In the late 1990s, email solicitation was in its infancy and online giving was often clunky or awkward – and not really widely trusted. Today, a truly robust annual fund (or even capital campaign or major gift program) relies on an integrated e-solicitation strategy, coupled with direct mail and tele-fundraising, to provide optimal donor outreach.

Midway through the second decade of the twenty-first century, mobile giving is joining that list in equal measure.

As technology develops, though, the best practices in fundraising – the fundamentals – remain the same. Engaged donors who believe in and are involved with the mission will give more than those who are not. To create that engagement we need to meet donors where they are and communicate how they are communicating. And increasingly, that is via mobile.

Fundraising via mobile device, though, is not just about texting to give. There are several key components to a complete mobile giving program:

  • Mobile Applications – “apps”
  • Mobile-enabled website
  • SMS or Text-To-Give

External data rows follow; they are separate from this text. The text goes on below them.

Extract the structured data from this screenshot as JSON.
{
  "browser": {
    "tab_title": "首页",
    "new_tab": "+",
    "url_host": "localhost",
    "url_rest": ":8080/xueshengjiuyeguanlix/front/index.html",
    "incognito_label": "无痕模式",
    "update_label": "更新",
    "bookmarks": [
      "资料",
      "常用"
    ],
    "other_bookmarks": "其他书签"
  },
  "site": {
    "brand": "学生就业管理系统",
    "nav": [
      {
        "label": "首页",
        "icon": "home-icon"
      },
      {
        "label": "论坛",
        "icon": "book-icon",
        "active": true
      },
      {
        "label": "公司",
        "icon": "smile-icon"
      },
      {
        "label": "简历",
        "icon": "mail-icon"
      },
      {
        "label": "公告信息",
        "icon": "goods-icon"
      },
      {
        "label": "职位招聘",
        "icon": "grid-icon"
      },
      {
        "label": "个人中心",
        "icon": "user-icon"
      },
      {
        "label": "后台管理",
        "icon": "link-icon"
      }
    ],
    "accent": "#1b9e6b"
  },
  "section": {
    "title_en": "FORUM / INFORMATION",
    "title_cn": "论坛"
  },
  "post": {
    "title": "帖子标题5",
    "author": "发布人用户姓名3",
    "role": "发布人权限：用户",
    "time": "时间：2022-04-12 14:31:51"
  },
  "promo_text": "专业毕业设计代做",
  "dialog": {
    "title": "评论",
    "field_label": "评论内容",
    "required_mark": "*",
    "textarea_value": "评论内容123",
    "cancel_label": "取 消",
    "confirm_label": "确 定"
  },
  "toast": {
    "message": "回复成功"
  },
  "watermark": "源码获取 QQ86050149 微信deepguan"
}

The mGive Foundation works with nonprofits of all shapes and sizes throughout the country on their mobile giving programs, and they describe these different approaches in more detail here.

Some limitations to mobile giving remain – in a pure text-to-give environment the size of the donation can be capped (typically $5 or $10) and, of utmost importance, donor demographic information is not always captured in the transaction. Contacting donors by cell phone – whether for a text-to-give program or calling for an outright contribution –requires their permission. These restrictions, though, give us one more opportunity to communicate with our donors – including opt-in language on response devices or proactively capturing cell phone information (and explaining why) can go a long way in keeping the communication lines open and having an ongoing relationship with donors and supporters.

Engaging with donors via mobile presents new ways of interacting with and engaging our communities. Like all fundraising channels it doesn’t exist in a vacuum but is – more and more – becoming an integral part of a truly robust, multi-channel solicitation strategy. And, like all channels, it’s becoming not just a solicitation methodology but one of engagement, information sharing and stewardship. Most people keep their cell phone number when all other information (address, email, etc.) may change and the immediacy of text gets information directly in front of people where other channels (mail, email) may sit unread or unnoticed.

If you’d like to learn more about multi-channel strategies and annual giving, please feel free to download WealthEngine Institute’s free educational workbook, The Data-Driven Annual Fund. The three-part series covers everything from crafting the case for support, to determining ask amounts and stewardship best practices.

The preceding is a guest post by T. Clay Buck, Senior Client Services Consultant for WealthEngine. With two decades of experience in fundraising and the nonprofit arena, Clay brings a broad range of experience in all aspects of Development and Institutional Advancement, with particular expertise in Annual Fund and Capital Campaigns and Individual Giving. Clay has worked in development for several performing arts and higher education organizations in the Chicago area. In 2002 he joined the consulting firm, IDC, in Henderson, NV and conducted hundreds of successful fundraising campaigns for all types of nonprofits across the United States. Clay specializes in Individual Giving, Annual and Capital Campaigns and helping to build institutional capacity and Major Gift pipelines. Clay joined WealthEngine in 2012 and works with clients across the country on implementing wealth intelligence in their fundraising programs and interpreting screening results. Clay holds a Master’s of Fine Arts degree in Theatre from Michigan State University, a Bachelor’s degree from the University of Georgia, as well as advanced studies in professional writing. He has served on the boards of various nonprofits throughout the Southeast and Midwest and was a frequent presenter on best practices in fundraising in the Chicago area. He makes his home in Las Vegas where he volunteers with his three Labrador Retrievers as an Animal Assisted Therapy team.

Topics: Fundraising